Work required ->
Search the records below for the string "background", and report each line that contains it.
>>
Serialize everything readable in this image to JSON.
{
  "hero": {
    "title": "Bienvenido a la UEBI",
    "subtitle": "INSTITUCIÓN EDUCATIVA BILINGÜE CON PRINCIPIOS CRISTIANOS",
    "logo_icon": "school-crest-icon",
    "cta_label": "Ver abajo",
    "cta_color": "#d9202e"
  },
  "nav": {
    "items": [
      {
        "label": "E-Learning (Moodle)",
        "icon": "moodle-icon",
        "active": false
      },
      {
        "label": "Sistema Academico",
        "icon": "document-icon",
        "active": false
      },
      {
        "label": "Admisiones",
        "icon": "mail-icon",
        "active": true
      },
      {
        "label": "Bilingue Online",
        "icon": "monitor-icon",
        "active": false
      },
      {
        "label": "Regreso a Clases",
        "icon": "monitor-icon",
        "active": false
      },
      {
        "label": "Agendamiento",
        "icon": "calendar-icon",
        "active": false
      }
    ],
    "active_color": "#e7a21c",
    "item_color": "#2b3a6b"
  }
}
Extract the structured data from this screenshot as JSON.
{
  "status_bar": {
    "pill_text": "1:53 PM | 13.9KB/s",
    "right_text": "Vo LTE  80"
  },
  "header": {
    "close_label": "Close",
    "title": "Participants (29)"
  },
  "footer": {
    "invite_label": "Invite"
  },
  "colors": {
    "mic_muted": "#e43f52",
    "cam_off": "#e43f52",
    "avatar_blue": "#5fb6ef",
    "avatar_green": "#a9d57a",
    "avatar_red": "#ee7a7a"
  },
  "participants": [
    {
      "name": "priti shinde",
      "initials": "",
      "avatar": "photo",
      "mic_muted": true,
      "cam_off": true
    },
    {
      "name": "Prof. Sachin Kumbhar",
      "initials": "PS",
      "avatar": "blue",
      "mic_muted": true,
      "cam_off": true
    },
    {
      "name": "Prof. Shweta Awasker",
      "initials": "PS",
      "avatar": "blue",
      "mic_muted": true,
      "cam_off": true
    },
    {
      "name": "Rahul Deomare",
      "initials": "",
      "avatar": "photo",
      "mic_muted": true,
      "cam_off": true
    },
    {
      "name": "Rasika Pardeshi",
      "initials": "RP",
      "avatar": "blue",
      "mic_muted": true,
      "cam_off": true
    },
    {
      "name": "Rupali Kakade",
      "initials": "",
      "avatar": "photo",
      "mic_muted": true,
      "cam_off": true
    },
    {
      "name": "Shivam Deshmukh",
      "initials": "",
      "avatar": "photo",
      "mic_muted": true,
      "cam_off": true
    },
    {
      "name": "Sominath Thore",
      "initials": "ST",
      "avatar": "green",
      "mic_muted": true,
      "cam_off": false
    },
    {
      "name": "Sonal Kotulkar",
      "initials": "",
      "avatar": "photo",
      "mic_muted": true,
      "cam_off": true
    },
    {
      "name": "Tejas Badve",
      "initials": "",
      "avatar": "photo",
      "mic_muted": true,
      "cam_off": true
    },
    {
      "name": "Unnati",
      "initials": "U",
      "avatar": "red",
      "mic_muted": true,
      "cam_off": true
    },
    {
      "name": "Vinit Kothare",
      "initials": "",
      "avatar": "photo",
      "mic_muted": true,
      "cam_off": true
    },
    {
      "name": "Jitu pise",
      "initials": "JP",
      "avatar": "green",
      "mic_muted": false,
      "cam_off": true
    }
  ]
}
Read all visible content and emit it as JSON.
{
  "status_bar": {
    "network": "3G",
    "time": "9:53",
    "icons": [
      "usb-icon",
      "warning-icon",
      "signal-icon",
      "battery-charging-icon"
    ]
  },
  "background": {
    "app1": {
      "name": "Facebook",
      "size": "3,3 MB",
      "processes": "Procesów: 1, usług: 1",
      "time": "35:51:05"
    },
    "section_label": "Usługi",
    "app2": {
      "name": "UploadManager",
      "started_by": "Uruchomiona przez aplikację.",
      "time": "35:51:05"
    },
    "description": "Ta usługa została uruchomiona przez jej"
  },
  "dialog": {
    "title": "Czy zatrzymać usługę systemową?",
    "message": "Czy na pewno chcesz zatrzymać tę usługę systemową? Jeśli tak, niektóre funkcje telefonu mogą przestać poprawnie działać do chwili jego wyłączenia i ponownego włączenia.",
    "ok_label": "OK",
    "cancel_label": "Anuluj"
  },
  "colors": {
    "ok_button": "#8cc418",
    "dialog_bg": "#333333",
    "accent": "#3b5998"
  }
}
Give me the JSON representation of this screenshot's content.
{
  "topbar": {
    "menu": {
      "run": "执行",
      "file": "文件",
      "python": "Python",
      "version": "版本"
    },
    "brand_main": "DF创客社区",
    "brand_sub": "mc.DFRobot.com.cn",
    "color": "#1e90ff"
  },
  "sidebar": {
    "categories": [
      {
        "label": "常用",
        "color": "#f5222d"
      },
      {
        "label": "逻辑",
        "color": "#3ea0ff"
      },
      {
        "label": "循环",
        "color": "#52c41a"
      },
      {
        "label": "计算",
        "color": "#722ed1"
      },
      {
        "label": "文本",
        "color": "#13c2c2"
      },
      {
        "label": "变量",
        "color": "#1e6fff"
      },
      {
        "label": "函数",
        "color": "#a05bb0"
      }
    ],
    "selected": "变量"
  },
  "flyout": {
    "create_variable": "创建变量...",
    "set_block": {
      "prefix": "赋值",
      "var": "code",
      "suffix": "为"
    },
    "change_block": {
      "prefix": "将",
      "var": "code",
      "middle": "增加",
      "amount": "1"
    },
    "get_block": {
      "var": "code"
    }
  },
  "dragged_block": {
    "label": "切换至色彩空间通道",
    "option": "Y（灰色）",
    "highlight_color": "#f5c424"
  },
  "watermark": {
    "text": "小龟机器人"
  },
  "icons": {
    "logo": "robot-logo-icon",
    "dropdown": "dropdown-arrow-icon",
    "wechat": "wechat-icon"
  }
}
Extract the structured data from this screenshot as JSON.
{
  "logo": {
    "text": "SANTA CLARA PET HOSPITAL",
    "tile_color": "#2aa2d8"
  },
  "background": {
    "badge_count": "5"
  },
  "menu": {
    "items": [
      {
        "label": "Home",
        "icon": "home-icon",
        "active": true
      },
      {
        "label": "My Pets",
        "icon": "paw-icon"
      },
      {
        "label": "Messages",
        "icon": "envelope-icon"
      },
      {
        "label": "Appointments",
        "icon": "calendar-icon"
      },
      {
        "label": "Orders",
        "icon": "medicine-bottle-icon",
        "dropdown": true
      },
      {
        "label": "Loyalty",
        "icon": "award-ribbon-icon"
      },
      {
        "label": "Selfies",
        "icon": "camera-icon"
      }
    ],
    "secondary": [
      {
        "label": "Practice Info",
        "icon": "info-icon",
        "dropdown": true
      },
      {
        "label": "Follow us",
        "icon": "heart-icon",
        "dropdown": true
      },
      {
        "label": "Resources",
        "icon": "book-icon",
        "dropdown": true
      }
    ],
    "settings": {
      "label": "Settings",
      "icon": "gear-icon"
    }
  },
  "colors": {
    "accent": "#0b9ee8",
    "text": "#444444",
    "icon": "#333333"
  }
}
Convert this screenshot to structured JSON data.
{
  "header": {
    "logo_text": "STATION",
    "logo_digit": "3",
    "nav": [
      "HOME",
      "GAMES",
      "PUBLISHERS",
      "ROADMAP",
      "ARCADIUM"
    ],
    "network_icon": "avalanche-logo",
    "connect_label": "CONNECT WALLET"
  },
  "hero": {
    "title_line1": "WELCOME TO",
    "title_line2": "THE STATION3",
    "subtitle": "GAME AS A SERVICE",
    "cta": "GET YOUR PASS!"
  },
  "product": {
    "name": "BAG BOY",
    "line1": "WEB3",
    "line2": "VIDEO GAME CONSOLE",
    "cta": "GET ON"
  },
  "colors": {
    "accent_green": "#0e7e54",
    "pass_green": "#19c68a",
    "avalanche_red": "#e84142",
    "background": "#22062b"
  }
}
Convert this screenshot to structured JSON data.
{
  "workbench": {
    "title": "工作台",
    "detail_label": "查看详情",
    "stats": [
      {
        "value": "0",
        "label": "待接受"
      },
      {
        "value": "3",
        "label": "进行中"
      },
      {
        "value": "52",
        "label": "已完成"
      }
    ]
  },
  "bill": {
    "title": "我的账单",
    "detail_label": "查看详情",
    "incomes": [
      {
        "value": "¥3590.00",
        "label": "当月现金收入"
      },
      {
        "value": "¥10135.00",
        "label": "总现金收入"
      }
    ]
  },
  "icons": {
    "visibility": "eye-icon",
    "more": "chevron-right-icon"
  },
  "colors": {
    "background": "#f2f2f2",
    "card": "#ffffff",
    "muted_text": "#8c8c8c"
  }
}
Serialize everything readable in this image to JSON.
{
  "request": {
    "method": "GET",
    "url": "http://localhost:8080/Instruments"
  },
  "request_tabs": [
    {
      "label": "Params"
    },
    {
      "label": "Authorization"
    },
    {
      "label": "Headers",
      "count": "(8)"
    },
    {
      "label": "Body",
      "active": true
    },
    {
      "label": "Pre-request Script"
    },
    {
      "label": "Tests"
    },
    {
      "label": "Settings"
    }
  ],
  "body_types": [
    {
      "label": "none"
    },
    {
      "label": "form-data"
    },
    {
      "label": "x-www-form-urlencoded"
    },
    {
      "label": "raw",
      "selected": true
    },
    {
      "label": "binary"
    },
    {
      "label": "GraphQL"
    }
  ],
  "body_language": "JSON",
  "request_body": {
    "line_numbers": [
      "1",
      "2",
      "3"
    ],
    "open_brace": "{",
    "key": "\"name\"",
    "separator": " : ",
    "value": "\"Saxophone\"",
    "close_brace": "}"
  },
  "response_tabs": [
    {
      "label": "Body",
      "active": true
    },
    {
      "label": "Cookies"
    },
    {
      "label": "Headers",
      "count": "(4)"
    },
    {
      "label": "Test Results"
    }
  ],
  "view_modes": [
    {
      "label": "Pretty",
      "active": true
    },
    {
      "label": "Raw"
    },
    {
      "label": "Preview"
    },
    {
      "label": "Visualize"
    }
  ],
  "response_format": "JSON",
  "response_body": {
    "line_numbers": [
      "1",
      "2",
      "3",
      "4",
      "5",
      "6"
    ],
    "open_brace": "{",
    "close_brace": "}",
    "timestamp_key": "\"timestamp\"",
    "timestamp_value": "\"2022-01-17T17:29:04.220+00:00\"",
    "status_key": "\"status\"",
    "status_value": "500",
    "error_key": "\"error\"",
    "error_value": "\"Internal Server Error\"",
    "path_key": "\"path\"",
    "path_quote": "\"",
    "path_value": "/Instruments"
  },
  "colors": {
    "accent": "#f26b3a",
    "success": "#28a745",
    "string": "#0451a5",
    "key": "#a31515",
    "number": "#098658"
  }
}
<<
Exercise answer ->
  "background": {
  "background": {
    "background": "#22062b"
    "background": "#f2f2f2",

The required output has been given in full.